Count Steve Forbes among those who are unsurprised about today’s high inflation rate.
“The surprise was how long it took to come,” said Forbes, chairman and editor-in-chief of Forbes Media and a two-time Republican presidential candidate. “The Federal Reserve was debasing the dollar or undermining its value before the COVID crisis. It went on a money-printing spree last year.”
“They’ve managed to neutralize that through a gimmick, which eventually will fail,” Forbes added in a recent one-on-one conversation with Carolina Journal. “The big surprise, though, is how this administration, [which] just for political reasons you’d think would want a booming economy, but is instead throwing up barriers to commerce.”
Example No. 1, in Forbes’ view, is the Biden administration’s “war against fossil fuels.” Policies that limit the supply of energy based on fossil fuels raise costs and prices. “Guess what? You see it at the gas pump,” Forbes said. “Not good for the November elections. Not good for the economy.”
Many of us think of rising prices when we hear the word “inflation.” Forbes corrects the record, both in the conversation and in the new book, “Inflation: What It Is, Why It’s Bad, and How to Fix It.”
“Governments for hundreds of years mistake symptoms for the cause,” he explains. “Rising prices are the result of inflation, not the cause of inflation. That’s why you see governments like the Biden administration blaming oil producers, meat producers, Vladimir Putin. … In Roman times, they blamed Christians. In medieval times, they blamed witches for rising prices.”
Inflation springs from two possible sources, Forbes says. “One is reducing the value of money, which usually comes from creating too much of it. The other is nonmonetary, like say you get a drought, which will raise prices of crops.”
Government lockdowns linked to COVID-19 helped contribute to the second form of inflation. “We disrupt supply chains everywhere and create shortages,” Forbes said. “Those will send up prices.”
This nonmonetary inflation poses little long-term risk if government stays out of the way, Forbes says. He points to the massive economic changes Americans faced in a transition away from a wartime economy in the mid-1940s. “If you leave the economy alone, it eventually will work those things out.”
That’s not Biden’s approach. “This administration, instead of letting things work out, is making things worse,” Forbes said. “New regulations, new barriers to doing business. Then they blame not themselves but everyone else.”
Beyond the Biden administration’s failures, Forbes sees problems with the overall approach toward inflation since the 1990s. “After periods of high inflation like we had in the ‘70s, it’s followed by low inflation,” he said. “But over time, that is disruptive economically. The dollar’s lost 90% of its value in the last half-century.”
“It also undermines what you might call social trust,” Forbes added. “People cease to trust each other. They don’t understand why prices are going up. They start pointing fingers. It’s like acid on the economy.”

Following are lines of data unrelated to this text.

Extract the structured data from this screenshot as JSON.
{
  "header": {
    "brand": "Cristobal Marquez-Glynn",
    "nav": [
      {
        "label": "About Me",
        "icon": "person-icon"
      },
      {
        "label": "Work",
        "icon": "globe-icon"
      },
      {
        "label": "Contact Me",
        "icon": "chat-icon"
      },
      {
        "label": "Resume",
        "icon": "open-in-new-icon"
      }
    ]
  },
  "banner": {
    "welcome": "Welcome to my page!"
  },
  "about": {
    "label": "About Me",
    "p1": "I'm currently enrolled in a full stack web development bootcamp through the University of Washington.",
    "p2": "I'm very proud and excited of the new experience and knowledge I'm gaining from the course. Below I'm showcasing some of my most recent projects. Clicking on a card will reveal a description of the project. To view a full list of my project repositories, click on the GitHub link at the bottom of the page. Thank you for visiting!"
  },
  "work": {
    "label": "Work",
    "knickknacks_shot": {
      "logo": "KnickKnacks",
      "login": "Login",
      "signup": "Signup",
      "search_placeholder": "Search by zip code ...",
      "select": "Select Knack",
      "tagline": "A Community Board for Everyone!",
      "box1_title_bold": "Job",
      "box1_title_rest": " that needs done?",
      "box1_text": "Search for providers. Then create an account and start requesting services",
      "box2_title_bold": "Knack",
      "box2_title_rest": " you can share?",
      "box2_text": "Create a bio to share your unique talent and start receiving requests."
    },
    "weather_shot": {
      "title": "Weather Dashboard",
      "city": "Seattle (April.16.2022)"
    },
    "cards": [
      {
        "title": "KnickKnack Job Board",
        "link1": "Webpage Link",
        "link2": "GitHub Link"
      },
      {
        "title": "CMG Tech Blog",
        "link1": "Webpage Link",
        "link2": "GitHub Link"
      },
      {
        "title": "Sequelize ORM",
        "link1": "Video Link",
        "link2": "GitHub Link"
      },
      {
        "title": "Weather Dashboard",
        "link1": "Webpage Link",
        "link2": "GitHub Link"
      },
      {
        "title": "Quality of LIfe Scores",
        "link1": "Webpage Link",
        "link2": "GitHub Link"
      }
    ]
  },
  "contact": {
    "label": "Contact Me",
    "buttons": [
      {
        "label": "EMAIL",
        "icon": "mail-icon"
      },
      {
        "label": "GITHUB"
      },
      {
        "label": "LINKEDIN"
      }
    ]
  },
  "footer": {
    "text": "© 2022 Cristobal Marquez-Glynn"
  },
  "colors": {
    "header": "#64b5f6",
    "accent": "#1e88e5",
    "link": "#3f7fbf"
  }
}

A shift away from sound money has led to a decline in economic growth, from 4.2% in the immediate post-World War II decades to 2.7% in more recent times, Forbes said. “That doesn’t sound like very much, but you compound that over 50 years, [and] the result has been devastating,” he said. That’s the difference between a median household income of $67,000 under current conditions versus $100,000-$110,000 with a more solid dollar.
Forbes urges a return to the government monetary policies pursued from “the late 1980s to the late 1990s.” At the Federal Reserve, Chairman Alan Greenspan “loosely” tied the dollar’s value to gold, leading to a period described as the “Great Moderation.”
“That’s one way to do it, and probably — under current circumstances — about as best as we can hope, a sort of half-baked gold standard,” Forbes said. “The real answer is to do what we did for 180 years: Have the dollar fixed to gold.”
That leads to a stable dollar. “If money’s not stable in value, you get less productive long-term investment,” Forbes said. “We know fixed weights and measures are essential for good, functioning markets.”
Forbes sees some signs for hope. “If we deal with it now by getting the government out of the way, which I hope will start when we get a new Congress in November, and by the Federal Reserve focusing on the integrity of the dollar rather than trying to depress the economy, we’ll get through this in pretty good shape.”
“But the longer you wait, the more you do these crazy things they’re doing, the higher the price we’re going to pay.”
If voters focus this fall on inflation and its impact on their lives, they could steer the federal government toward the path that features Forbes’ fix.
Mitch Kokai is senior political analyst for the John Locke Foundation.